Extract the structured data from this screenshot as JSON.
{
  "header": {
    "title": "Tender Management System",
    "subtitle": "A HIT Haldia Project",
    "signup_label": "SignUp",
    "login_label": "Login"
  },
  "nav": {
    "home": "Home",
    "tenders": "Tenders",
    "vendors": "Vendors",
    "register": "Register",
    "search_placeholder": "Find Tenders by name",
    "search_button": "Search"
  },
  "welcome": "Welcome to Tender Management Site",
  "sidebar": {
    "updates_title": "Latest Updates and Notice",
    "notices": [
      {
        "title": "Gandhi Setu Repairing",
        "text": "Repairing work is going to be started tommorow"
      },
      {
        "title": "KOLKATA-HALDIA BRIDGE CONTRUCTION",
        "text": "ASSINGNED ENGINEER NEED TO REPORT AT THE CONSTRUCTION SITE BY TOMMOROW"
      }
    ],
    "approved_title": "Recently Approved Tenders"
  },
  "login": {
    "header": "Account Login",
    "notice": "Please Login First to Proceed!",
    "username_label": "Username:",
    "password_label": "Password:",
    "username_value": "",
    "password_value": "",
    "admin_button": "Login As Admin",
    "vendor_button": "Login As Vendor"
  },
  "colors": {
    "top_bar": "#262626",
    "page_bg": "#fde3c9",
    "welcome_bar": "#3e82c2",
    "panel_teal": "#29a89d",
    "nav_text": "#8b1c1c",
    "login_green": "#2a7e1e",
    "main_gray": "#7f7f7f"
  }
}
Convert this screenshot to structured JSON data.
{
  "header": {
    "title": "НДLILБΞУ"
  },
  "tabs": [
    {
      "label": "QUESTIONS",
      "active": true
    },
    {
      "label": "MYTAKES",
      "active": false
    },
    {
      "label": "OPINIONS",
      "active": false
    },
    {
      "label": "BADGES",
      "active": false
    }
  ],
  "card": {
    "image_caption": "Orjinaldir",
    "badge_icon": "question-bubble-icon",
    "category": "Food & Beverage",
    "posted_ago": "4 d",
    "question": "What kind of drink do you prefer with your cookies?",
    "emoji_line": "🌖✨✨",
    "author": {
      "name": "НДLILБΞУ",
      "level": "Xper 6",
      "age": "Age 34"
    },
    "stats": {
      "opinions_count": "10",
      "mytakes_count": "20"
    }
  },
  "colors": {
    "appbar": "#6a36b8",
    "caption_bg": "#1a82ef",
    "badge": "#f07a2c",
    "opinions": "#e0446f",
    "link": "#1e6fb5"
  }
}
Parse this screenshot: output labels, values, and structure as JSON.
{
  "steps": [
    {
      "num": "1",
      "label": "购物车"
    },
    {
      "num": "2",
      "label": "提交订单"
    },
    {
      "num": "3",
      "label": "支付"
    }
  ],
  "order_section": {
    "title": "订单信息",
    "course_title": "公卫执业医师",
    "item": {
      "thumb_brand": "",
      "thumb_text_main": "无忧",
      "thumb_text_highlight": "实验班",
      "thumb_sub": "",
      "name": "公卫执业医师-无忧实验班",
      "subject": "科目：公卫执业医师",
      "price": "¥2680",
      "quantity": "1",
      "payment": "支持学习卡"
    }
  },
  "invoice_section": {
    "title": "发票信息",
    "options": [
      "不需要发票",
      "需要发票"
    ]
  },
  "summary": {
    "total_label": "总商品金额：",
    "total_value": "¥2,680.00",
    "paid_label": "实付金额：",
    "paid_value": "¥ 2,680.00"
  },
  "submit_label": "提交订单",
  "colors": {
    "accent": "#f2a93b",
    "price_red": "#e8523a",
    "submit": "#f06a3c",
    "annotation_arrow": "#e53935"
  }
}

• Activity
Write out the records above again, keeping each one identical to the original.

• Solution for this exercise
Extract the structured data from this screenshot as JSON.
{
  "header": {
    "title": "Tender Management System",
    "subtitle": "A HIT Haldia Project",
    "signup_label": "SignUp",
    "login_label": "Login"
  },
  "nav": {
    "home": "Home",
    "tenders": "Tenders",
    "vendors": "Vendors",
    "register": "Register",
    "search_placeholder": "Find Tenders by name",
    "search_button": "Search"
  },
  "welcome": "Welcome to Tender Management Site",
  "sidebar": {
    "updates_title": "Latest Updates and Notice",
    "notices": [
      {
        "title": "Gandhi Setu Repairing",
        "text": "Repairing work is going to be started tommorow"
      },
      {
        "title": "KOLKATA-HALDIA BRIDGE CONTRUCTION",
        "text": "ASSINGNED ENGINEER NEED TO REPORT AT THE CONSTRUCTION SITE BY TOMMOROW"
      }
    ],
    "approved_title": "Recently Approved Tenders"
  },
  "login": {
    "header": "Account Login",
    "notice": "Please Login First to Proceed!",
    "username_label": "Username:",
    "password_label": "Password:",
    "username_value": "",
    "password_value": "",
    "admin_button": "Login As Admin",
    "vendor_button": "Login As Vendor"
  },
  "colors": {
    "top_bar": "#262626",
    "page_bg": "#fde3c9",
    "welcome_bar": "#3e82c2",
    "panel_teal": "#29a89d",
    "nav_text": "#8b1c1c",
    "login_green": "#2a7e1e",
    "main_gray": "#7f7f7f"
  }
}
Convert this screenshot to structured JSON data.
{
  "header": {
    "title": "НДLILБΞУ"
  },
  "tabs": [
    {
      "label": "QUESTIONS",
      "active": true
    },
    {
      "label": "MYTAKES",
      "active": false
    },
    {
      "label": "OPINIONS",
      "active": false
    },
    {
      "label": "BADGES",
      "active": false
    }
  ],
  "card": {
    "image_caption": "Orjinaldir",
    "badge_icon": "question-bubble-icon",
    "category": "Food & Beverage",
    "posted_ago": "4 d",
    "question": "What kind of drink do you prefer with your cookies?",
    "emoji_line": "🌖✨✨",
    "author": {
      "name": "НДLILБΞУ",
      "level": "Xper 6",
      "age": "Age 34"
    },
    "stats": {
      "opinions_count": "10",
      "mytakes_count": "20"
    }
  },
  "colors": {
    "appbar": "#6a36b8",
    "caption_bg": "#1a82ef",
    "badge": "#f07a2c",
    "opinions": "#e0446f",
    "link": "#1e6fb5"
  }
}
Parse this screenshot: output labels, values, and structure as JSON.
{
  "steps": [
    {
      "num": "1",
      "label": "购物车"
    },
    {
      "num": "2",
      "label": "提交订单"
    },
    {
      "num": "3",
      "label": "支付"
    }
  ],
  "order_section": {
    "title": "订单信息",
    "course_title": "公卫执业医师",
    "item": {
      "thumb_brand": "",
      "thumb_text_main": "无忧",
      "thumb_text_highlight": "实验班",
      "thumb_sub": "",
      "name": "公卫执业医师-无忧实验班",
      "subject": "科目：公卫执业医师",
      "price": "¥2680",
      "quantity": "1",
      "payment": "支持学习卡"
    }
  },
  "invoice_section": {
    "title": "发票信息",
    "options": [
      "不需要发票",
      "需要发票"
    ]
  },
  "summary": {
    "total_label": "总商品金额：",
    "total_value": "¥2,680.00",
    "paid_label": "实付金额：",
    "paid_value": "¥ 2,680.00"
  },
  "submit_label": "提交订单",
  "colors": {
    "accent": "#f2a93b",
    "price_red": "#e8523a",
    "submit": "#f06a3c",
    "annotation_arrow": "#e53935"
  }
}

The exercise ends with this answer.